Inaugural Alumni Case Competition Draws Those Who Believe ‘Every Child Deserves a Shot’

Group photo of the Connect-Us Academy Graduation.
Group photo of the Connect-Us Academy Graduation. This non-profit engages in advocacy for teens and young adults in Bridgeport. (Contributed Photo)

With a full-time job, two young children, and a host of other responsibilities, alumna Namrata Mazumder ’15 MBA really didn’t need one more project on her plate.

But when she heard about an opportunity to brainstorm strategic ideas to support Connect-Us, a Bridgeport non-profit that expands opportunities for youth living in poverty, Mazumder was hooked.

“I thought this would be a great new experience and I wanted to give back to the community and make a difference,” said Mazumder, who has mentored teens through another organization.

“I believe in the mission of Connect-Us, bridging the gap between urban and suburban neighbors. I believe every child deserves a shot,” she said. “So this organization matched my beliefs and the ideas I support. I didn’t think of it as a competition so much as a chance to make a difference.”
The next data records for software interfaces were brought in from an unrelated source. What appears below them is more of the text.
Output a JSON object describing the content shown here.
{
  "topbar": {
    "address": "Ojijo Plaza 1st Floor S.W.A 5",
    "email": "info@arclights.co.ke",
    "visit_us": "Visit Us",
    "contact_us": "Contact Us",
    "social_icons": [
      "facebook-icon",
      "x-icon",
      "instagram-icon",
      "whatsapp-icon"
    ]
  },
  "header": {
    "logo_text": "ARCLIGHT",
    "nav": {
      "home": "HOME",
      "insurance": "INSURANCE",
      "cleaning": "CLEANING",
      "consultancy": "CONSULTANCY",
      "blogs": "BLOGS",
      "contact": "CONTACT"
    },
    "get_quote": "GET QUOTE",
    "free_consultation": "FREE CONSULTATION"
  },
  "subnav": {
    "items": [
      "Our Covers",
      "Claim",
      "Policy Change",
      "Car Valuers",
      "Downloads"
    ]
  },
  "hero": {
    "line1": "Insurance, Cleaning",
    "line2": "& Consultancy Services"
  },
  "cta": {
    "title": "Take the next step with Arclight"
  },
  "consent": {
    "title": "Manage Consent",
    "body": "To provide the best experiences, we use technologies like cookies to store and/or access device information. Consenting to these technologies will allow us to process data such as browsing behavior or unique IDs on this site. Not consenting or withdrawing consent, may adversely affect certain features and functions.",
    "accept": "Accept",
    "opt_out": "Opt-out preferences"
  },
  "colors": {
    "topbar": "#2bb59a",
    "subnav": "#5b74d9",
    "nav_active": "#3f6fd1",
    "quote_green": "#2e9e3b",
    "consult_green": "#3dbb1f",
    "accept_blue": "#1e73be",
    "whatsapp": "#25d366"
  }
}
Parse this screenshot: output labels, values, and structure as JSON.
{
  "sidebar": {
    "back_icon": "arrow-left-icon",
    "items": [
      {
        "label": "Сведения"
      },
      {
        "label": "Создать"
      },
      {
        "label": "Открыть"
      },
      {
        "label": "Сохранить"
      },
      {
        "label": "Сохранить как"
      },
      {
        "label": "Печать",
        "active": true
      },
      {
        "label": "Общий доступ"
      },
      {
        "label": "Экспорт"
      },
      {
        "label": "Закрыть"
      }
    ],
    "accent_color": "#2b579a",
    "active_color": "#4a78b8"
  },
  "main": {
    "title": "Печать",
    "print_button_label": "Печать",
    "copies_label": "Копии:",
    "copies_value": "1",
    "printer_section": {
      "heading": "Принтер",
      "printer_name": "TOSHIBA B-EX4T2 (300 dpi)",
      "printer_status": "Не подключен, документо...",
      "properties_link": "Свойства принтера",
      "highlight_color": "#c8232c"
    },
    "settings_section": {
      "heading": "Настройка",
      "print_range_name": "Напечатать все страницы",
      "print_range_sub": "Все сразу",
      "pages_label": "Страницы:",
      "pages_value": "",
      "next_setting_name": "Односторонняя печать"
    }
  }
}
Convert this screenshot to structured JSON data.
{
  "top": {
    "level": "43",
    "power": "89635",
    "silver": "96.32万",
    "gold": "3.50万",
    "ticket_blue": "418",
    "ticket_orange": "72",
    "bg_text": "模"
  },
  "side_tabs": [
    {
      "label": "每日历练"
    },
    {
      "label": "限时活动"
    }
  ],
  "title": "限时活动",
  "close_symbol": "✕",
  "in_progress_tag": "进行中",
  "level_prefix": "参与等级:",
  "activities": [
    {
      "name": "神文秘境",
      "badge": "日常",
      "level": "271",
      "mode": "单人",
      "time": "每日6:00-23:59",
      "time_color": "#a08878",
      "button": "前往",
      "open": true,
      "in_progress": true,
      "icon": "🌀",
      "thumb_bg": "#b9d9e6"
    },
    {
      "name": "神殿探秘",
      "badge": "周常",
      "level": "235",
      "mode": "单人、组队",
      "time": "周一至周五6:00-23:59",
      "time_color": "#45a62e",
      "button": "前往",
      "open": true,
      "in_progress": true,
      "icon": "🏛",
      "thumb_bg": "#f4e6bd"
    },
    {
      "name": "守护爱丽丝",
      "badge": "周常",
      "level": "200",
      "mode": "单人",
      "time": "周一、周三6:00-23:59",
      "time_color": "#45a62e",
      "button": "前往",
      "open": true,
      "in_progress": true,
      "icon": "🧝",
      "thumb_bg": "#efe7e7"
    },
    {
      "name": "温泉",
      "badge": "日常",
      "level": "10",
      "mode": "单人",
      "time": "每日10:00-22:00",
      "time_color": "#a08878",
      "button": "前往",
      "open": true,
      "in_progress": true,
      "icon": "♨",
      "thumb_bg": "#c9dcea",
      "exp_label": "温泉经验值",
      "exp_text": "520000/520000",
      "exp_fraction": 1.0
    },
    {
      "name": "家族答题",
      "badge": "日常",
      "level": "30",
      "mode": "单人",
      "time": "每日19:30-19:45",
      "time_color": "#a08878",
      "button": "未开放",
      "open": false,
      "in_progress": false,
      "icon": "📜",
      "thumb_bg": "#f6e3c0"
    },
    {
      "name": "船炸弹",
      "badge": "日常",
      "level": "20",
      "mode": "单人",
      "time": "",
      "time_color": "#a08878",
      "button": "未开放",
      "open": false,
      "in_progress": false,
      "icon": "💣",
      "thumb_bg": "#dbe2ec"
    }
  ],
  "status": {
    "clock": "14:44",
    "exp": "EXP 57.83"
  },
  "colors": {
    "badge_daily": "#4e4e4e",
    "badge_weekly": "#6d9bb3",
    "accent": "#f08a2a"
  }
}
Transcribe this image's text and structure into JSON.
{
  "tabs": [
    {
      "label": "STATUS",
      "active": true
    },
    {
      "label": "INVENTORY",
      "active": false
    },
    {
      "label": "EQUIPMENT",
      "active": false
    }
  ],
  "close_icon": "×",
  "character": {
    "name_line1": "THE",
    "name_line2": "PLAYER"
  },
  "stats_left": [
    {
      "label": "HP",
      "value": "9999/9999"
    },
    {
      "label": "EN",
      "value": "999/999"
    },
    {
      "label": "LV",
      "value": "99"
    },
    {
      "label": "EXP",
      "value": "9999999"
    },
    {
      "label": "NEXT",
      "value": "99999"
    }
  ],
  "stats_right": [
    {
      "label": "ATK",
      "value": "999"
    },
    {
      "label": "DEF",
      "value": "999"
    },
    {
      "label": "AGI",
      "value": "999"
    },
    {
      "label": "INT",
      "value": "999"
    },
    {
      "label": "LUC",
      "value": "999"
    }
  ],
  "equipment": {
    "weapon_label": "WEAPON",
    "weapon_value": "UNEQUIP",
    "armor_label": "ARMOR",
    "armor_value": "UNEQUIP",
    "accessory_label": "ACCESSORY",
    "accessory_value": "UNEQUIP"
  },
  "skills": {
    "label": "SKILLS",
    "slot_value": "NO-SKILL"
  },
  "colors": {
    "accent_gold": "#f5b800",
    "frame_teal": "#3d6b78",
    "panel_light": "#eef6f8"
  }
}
The Inaugural Global Alumni Case Competition, sponsored by the School of Business’ Office of External and Alumni Engagement, was so successful that organizer Jillian Comolli said she hopes it will become an annual event, supporting a variety of non-profits.
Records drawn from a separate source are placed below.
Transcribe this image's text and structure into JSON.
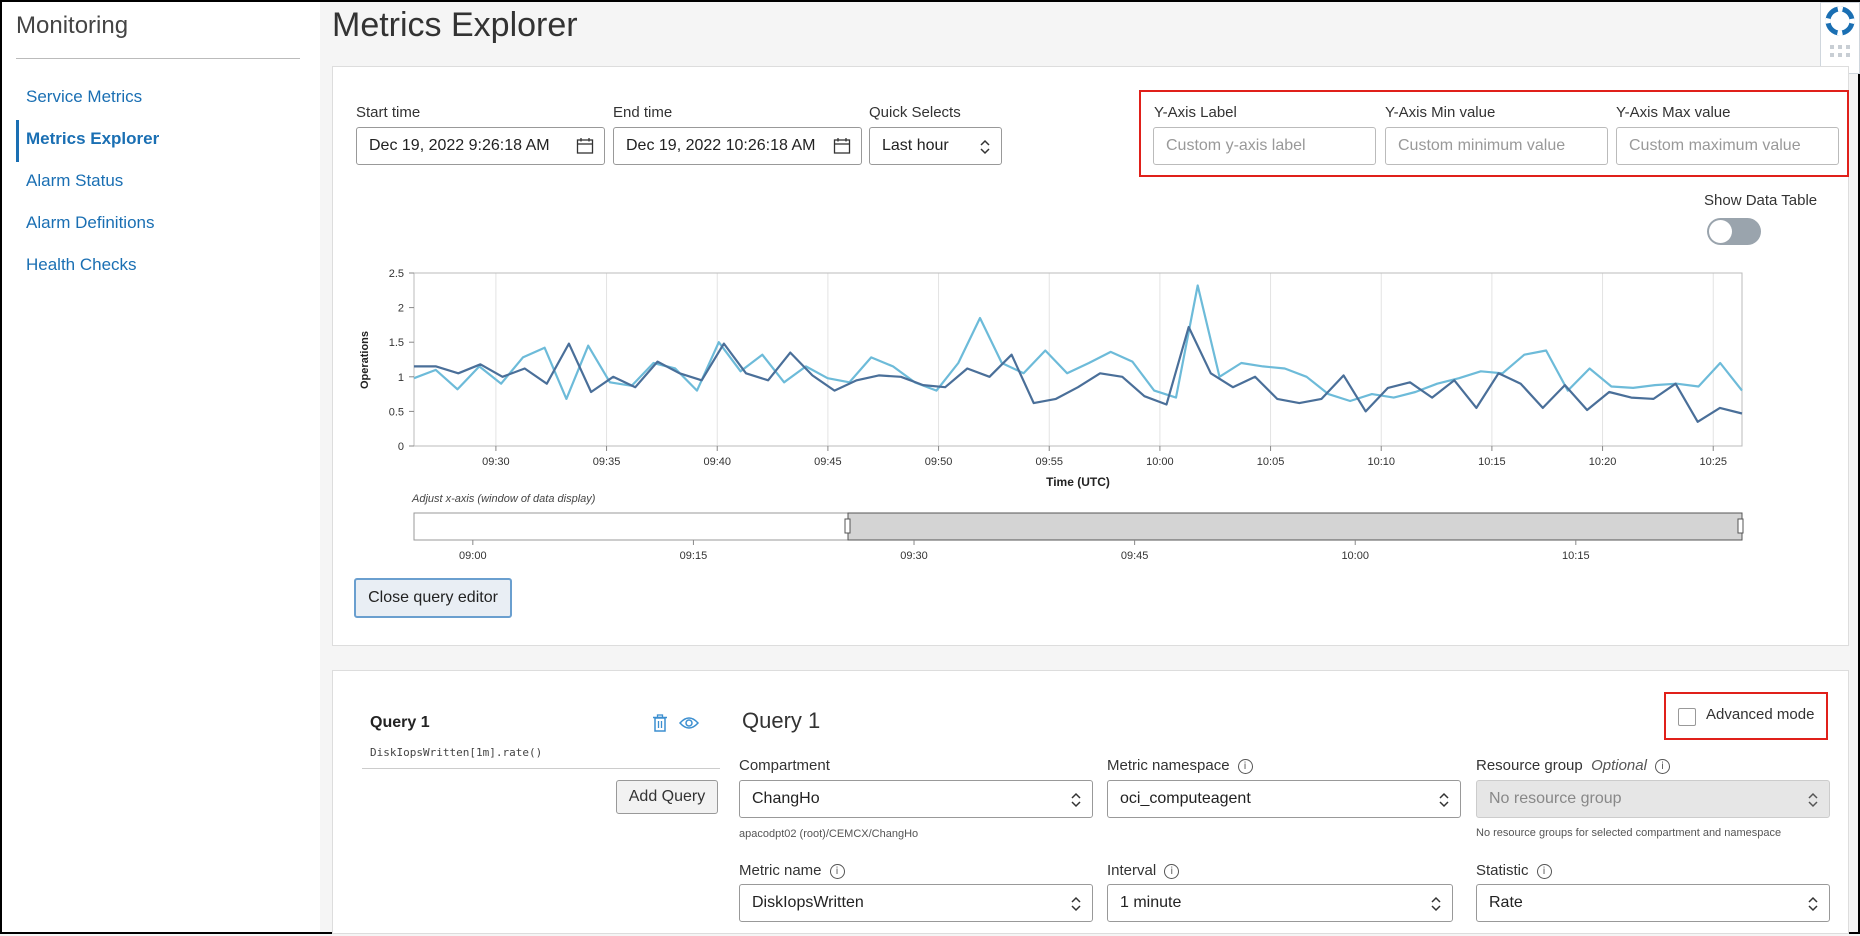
{
  "sidebar": {
    "title": "Monitoring",
    "items": [
      {
        "label": "Service Metrics",
        "active": false
      },
      {
        "label": "Metrics Explorer",
        "active": true
      },
      {
        "label": "Alarm Status",
        "active": false
      },
      {
        "label": "Alarm Definitions",
        "active": false
      },
      {
        "label": "Health Checks",
        "active": false
      }
    ]
  },
  "page_title": "Metrics Explorer",
  "time": {
    "start_label": "Start time",
    "start_value": "Dec 19, 2022 9:26:18 AM",
    "end_label": "End time",
    "end_value": "Dec 19, 2022 10:26:18 AM",
    "quick_label": "Quick Selects",
    "quick_value": "Last hour"
  },
  "yaxis": {
    "label_label": "Y-Axis Label",
    "label_placeholder": "Custom y-axis label",
    "min_label": "Y-Axis Min value",
    "min_placeholder": "Custom minimum value",
    "max_label": "Y-Axis Max value",
    "max_placeholder": "Custom maximum value"
  },
  "show_data_table": {
    "label": "Show Data Table",
    "on": false
  },
  "chart_data": {
    "type": "line",
    "ylabel": "Operations",
    "xlabel": "Time (UTC)",
    "ylim": [
      0,
      2.5
    ],
    "yticks": [
      "0",
      "0.5",
      "1",
      "1.5",
      "2",
      "2.5"
    ],
    "xticks": [
      "09:30",
      "09:35",
      "09:40",
      "09:45",
      "09:50",
      "09:55",
      "10:00",
      "10:05",
      "10:10",
      "10:15",
      "10:20",
      "10:25"
    ],
    "grid": true,
    "colors": [
      "#6dbbd9",
      "#4a6f99"
    ],
    "series": [
      {
        "values": [
          0.98,
          1.1,
          0.82,
          1.15,
          0.9,
          1.28,
          1.42,
          0.68,
          1.45,
          0.92,
          0.87,
          1.2,
          1.12,
          0.8,
          1.5,
          1.08,
          1.32,
          0.92,
          1.15,
          0.98,
          0.92,
          1.28,
          1.15,
          0.92,
          0.8,
          1.2,
          1.85,
          1.2,
          1.05,
          1.38,
          1.05,
          1.2,
          1.36,
          1.22,
          0.8,
          0.7,
          2.32,
          1.0,
          1.2,
          1.15,
          1.12,
          1.0,
          0.75,
          0.65,
          0.75,
          0.7,
          0.78,
          0.9,
          0.98,
          1.08,
          1.05,
          1.32,
          1.38,
          0.8,
          1.12,
          0.86,
          0.84,
          0.88,
          0.9,
          0.86,
          1.2,
          0.8
        ]
      },
      {
        "values": [
          1.15,
          1.15,
          1.05,
          1.18,
          1.0,
          1.12,
          0.9,
          1.48,
          0.78,
          1.0,
          0.85,
          1.22,
          1.05,
          0.95,
          1.48,
          1.05,
          0.95,
          1.35,
          1.02,
          0.8,
          0.95,
          1.02,
          1.0,
          0.88,
          0.85,
          1.12,
          1.0,
          1.32,
          0.62,
          0.68,
          0.85,
          1.05,
          1.0,
          0.72,
          0.6,
          1.72,
          1.05,
          0.85,
          1.0,
          0.68,
          0.62,
          0.68,
          1.02,
          0.5,
          0.84,
          0.92,
          0.7,
          0.95,
          0.55,
          1.05,
          0.9,
          0.55,
          0.88,
          0.52,
          0.78,
          0.7,
          0.68,
          0.9,
          0.35,
          0.55,
          0.47
        ]
      }
    ]
  },
  "range_slider": {
    "caption": "Adjust x-axis (window of data display)",
    "ticks": [
      "09:00",
      "09:15",
      "09:30",
      "09:45",
      "10:00",
      "10:15"
    ]
  },
  "close_editor_label": "Close query editor",
  "query": {
    "sidebar_title": "Query 1",
    "expression": "DiskIopsWritten[1m].rate()",
    "add_query_label": "Add Query",
    "title": "Query 1",
    "advanced_mode_label": "Advanced mode",
    "advanced_mode_checked": false,
    "compartment_label": "Compartment",
    "compartment_value": "ChangHo",
    "compartment_path": "apacodpt02 (root)/CEMCX/ChangHo",
    "namespace_label": "Metric namespace",
    "namespace_value": "oci_computeagent",
    "resource_group_label": "Resource group",
    "resource_group_optional": "Optional",
    "resource_group_value": "No resource group",
    "resource_group_helper": "No resource groups for selected compartment and namespace",
    "metric_name_label": "Metric name",
    "metric_name_value": "DiskIopsWritten",
    "interval_label": "Interval",
    "interval_value": "1 minute",
    "statistic_label": "Statistic",
    "statistic_value": "Rate"
  },
  "icons": {
    "calendar": "calendar-icon",
    "updown": "updown-chevron-icon",
    "trash": "trash-icon",
    "eye": "eye-icon",
    "info": "info-icon",
    "help": "lifebuoy-icon"
  }
}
‘You have a great story. How can you tell it better?’

Pam Lewis, founder and executive director of Connect-Us, said she was able to pull ideas from all nine presentations. Almost 40 alumni participated, representing a 50-year commencement span, from 1971 to 2021.

Connect-Us unites urban and suburban neighbors to offer after-school opportunities and career and personal development for Bridgeport teens. The pandemic made it harder for Connect-Us to engage with new corporate partners, and Lewis is looking for new ideas to build bridges with the business community in Fairfield County.
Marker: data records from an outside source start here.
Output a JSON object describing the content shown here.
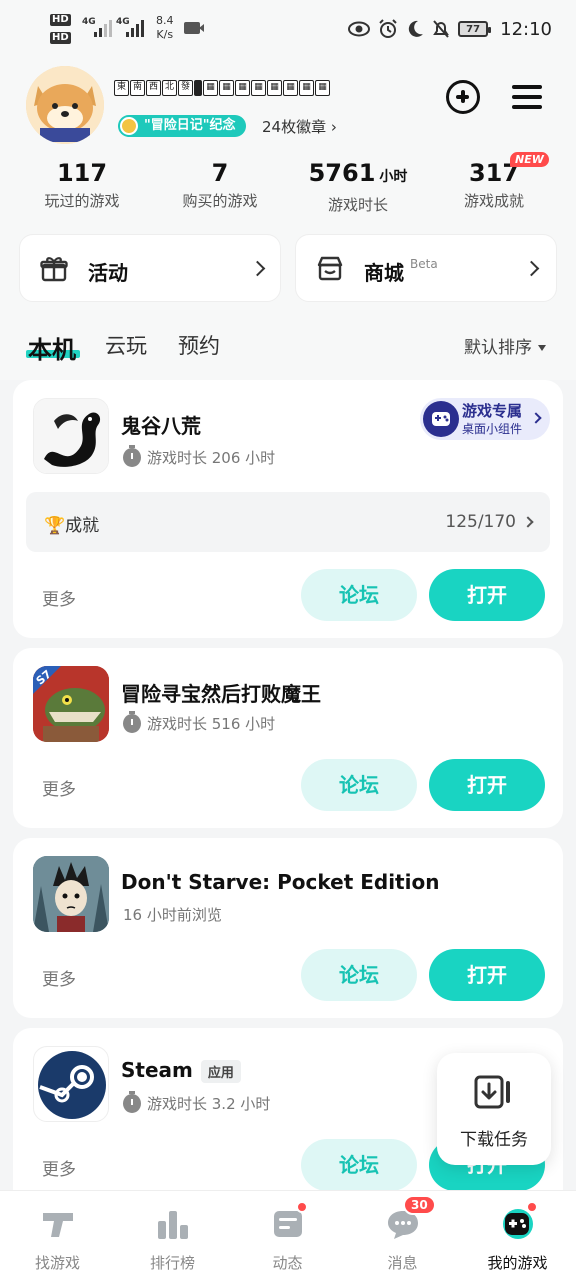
{
  "status_bar": {
    "hd1": "HD",
    "hd2": "HD",
    "net1": "4G",
    "net2": "4G",
    "speed_value": "8.4",
    "speed_unit": "K/s",
    "battery": "77",
    "time": "12:10"
  },
  "profile": {
    "username_glyphs": [
      "東",
      "南",
      "西",
      "北",
      "發",
      "▮",
      "▦",
      "▦",
      "▦",
      "▦",
      "▦",
      "▦",
      "▦",
      "▦",
      "▦"
    ],
    "badge_label": "\"冒险日记\"纪念",
    "badge_count": "24枚徽章 ›"
  },
  "stats": [
    {
      "value": "117",
      "unit": "",
      "label": "玩过的游戏"
    },
    {
      "value": "7",
      "unit": "",
      "label": "购买的游戏"
    },
    {
      "value": "5761",
      "unit": "小时",
      "label": "游戏时长"
    },
    {
      "value": "317",
      "unit": "",
      "label": "游戏成就"
    }
  ],
  "new_badge": "NEW",
  "quick": {
    "activity": "活动",
    "mall": "商城",
    "mall_beta": "Beta"
  },
  "tabs": {
    "local": "本机",
    "cloud": "云玩",
    "reserve": "预约",
    "sort": "默认排序"
  },
  "games": [
    {
      "title": "鬼谷八荒",
      "subtitle": "游戏时长 206 小时",
      "widget_line1": "游戏专属",
      "widget_line2": "桌面小组件",
      "ach_label": "🏆成就",
      "ach_value": "125/170",
      "more": "更多",
      "forum": "论坛",
      "open": "打开"
    },
    {
      "title": "冒险寻宝然后打败魔王",
      "subtitle": "游戏时长 516 小时",
      "icon_badge": "S7",
      "more": "更多",
      "forum": "论坛",
      "open": "打开"
    },
    {
      "title": "Don't Starve: Pocket Edition",
      "subtitle": "16 小时前浏览",
      "more": "更多",
      "forum": "论坛",
      "open": "打开"
    },
    {
      "title": "Steam",
      "tag": "应用",
      "subtitle": "游戏时长 3.2 小时",
      "more": "更多",
      "forum": "论坛",
      "open": "打开"
    }
  ],
  "float_download": "下载任务",
  "bottom_nav": [
    {
      "label": "找游戏"
    },
    {
      "label": "排行榜"
    },
    {
      "label": "动态"
    },
    {
      "label": "消息",
      "badge": "30"
    },
    {
      "label": "我的游戏"
    }
  ],
  "colors": {
    "accent": "#19d4c2",
    "accent_light": "#def7f5",
    "badge_red": "#ff4b4b",
    "widget_navy": "#2b2f8f"
  }
}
“It was fascinating to hear all of the pitches, and it has given us much to think about. One thing that struck me was the alumni said, ‘You have a great story. How can you tell it better?,'” Lewis said. For example, the organization’s performance-based approach to mentoring young adults is unique, and perhaps there is a better way to demonstrate the skills and training it offers to youth and to promote that on the website and through printed materials.

“The alumni teams were enthusiastic and excited. I was moved by the time and effort they put into creating such thoughtful pitches,” Lewis said. “We are looking forward to building on what we learned through this process, and we are grateful to have had this opportunity.”

For Lewis, the competition has created both personal and professional joy.

“It’s nice to have others tell you what great work you’ve done, and it makes you feel good,” she said. “It’s clear that the UConn community is filled with passionate and caring people, and I’m very appreciative of these ideas.”

Competition Tentatively Planned for a Second Year

Mazumder and her team, dubbed The Pioneers, took first place. Teammates were alumnus Kevin Fitzgerald ’18, ’21 MPA who works in economic development for the Town of Groton; and business alumnus Max Rasmussen ’17, a finance manager for a medical device company. Mazumder works in IT infrastructure project management for a large insurance company.

All had different perspectives, but a shared commitment to collaboration, Mazumder said. Their plan was to engage the students in developing connections with corporate leaders.

The three teammates—all strangers to each other before being paired by the university–received a gift card to UConn’s campus book store and an invitation to the School’s Hall of Fame ceremony in April.

Comolli said she was impressed by the quality of all the teams, including their professional presentations, the degree of care they put into the project, and their compassion for the non-profit, that extended beyond the competition. The case competition drew a broad group of alumni, including the CEO of a charity organization, the president of a lab, an attorney who earned an MBA and JD degrees, a retiree from the Midwest, newer alumni and people with backgrounds in accounting, finance, engineering and academia.

The project was supported by professor emerita Susan Spiggle and alumna Lizzie Perry ’20. Judges included alumnus Patrick Harris ’70; Joyce Eldh; Lewis, Deirdre Simmons ’17 MSHRM; UConn management professor Kevin Thompson and public policy adjunct faculty member Anne McIntyre-Lahner.

“I was so grateful for how committed everyone was, the alumni, judges, and mentors. All took time out of their busy lives to put together something that was really impressive,” Comolli said. “We hope to do this again next year because it presents a tremendous opportunity for non-profits to grow and for our alumni to be impactful for the state of Connecticut.”

Mazumder said she is glad she participated. “I was passionate about it; I actually dreamed about it,” she said. “Whether you win or not, what matters is being able to help.”